BEIJING • Lenovo Group Ltd posted a surprise loss after taking a US$400 million (RM1.56 billion) charge due to US tax reforms as its mobile business continues to struggle with shrinking revenue.
The world’s second-largest personal computer (PC) maker reported a US$289 million net loss in the three months ended December. That compares to the projection of a US$124.5 million profit, according to the average of analysts’ estimates compiled by Bloomberg.
Lenovo’s struggles in smartphones, where its getting squeezed by rivals and higher component prices, are overshadowing improvements in its data centre and PC divisions. CEO Yang Yuanqing doesn’t expect the business to break even in the second half with more time needed to turn around a unit that has yet to make money from its 2014 purchase of Motorola Mobility for US$2.9 billion.
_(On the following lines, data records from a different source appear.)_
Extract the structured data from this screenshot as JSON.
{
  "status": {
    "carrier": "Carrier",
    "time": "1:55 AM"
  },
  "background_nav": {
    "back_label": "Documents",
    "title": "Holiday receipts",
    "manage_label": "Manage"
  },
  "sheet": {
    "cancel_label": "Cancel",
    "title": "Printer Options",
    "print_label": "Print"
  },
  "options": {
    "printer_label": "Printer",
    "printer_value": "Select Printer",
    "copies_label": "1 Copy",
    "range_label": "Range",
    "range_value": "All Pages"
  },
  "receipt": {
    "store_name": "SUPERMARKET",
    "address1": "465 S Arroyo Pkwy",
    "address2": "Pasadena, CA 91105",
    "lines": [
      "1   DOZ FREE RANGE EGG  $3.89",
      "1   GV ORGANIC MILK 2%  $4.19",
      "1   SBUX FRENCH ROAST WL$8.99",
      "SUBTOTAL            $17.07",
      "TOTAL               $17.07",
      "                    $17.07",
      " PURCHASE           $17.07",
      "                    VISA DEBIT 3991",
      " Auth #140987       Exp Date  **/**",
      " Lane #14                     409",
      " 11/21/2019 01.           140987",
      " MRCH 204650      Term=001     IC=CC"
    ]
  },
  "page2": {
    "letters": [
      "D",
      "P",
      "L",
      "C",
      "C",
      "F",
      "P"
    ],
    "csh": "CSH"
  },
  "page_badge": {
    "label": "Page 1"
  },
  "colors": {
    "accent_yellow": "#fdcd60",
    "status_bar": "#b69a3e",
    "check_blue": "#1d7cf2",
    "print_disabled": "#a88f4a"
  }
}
“They just need to figure out their messaging. I don’t know what Lenovo stands for from a phone perspective,” said Anand Srinivasan, an analyst at Bloomberg Intelligence. “I would characterise mobile as mixed.”
Total operating income was US$204 million, compared to the US$201 million projected, while revenue increased 6% to US$12.94 billion. Shares of Lenovo fell 2.7% to HK$4.39 (RM2.19) in Hong Kong yesterday, the biggest decline since November. The stock is little changed in 2018 after three straight annual declines.
Sales from the mobile business fell 5% in the quarter and the division had a pretax loss of US$92 million after excluding accounting charges.
“Turning around the business is still our goal, but we probably need more quarters to deliver that result,” Yang said in an interview.
“We are working on that, we believe sooner or later it will make profit. Profitability will be a key priority for this business.”
PC unit sales rose 8% with a pretax profit of US$416 million. Worldwide PC shipments rose during the December quarter for the first time in six years — albeit less than 1%. But HP Inc widened its lead over its closest rival, according to research outfit IDC.
Lenovo swallowed a one-time charge of roughly US$400 million as a result of the Donald Trump administration’s tax overhaul, though it said the reforms may result in a lower tax rate for its US operations in the longer term. — Bloomberg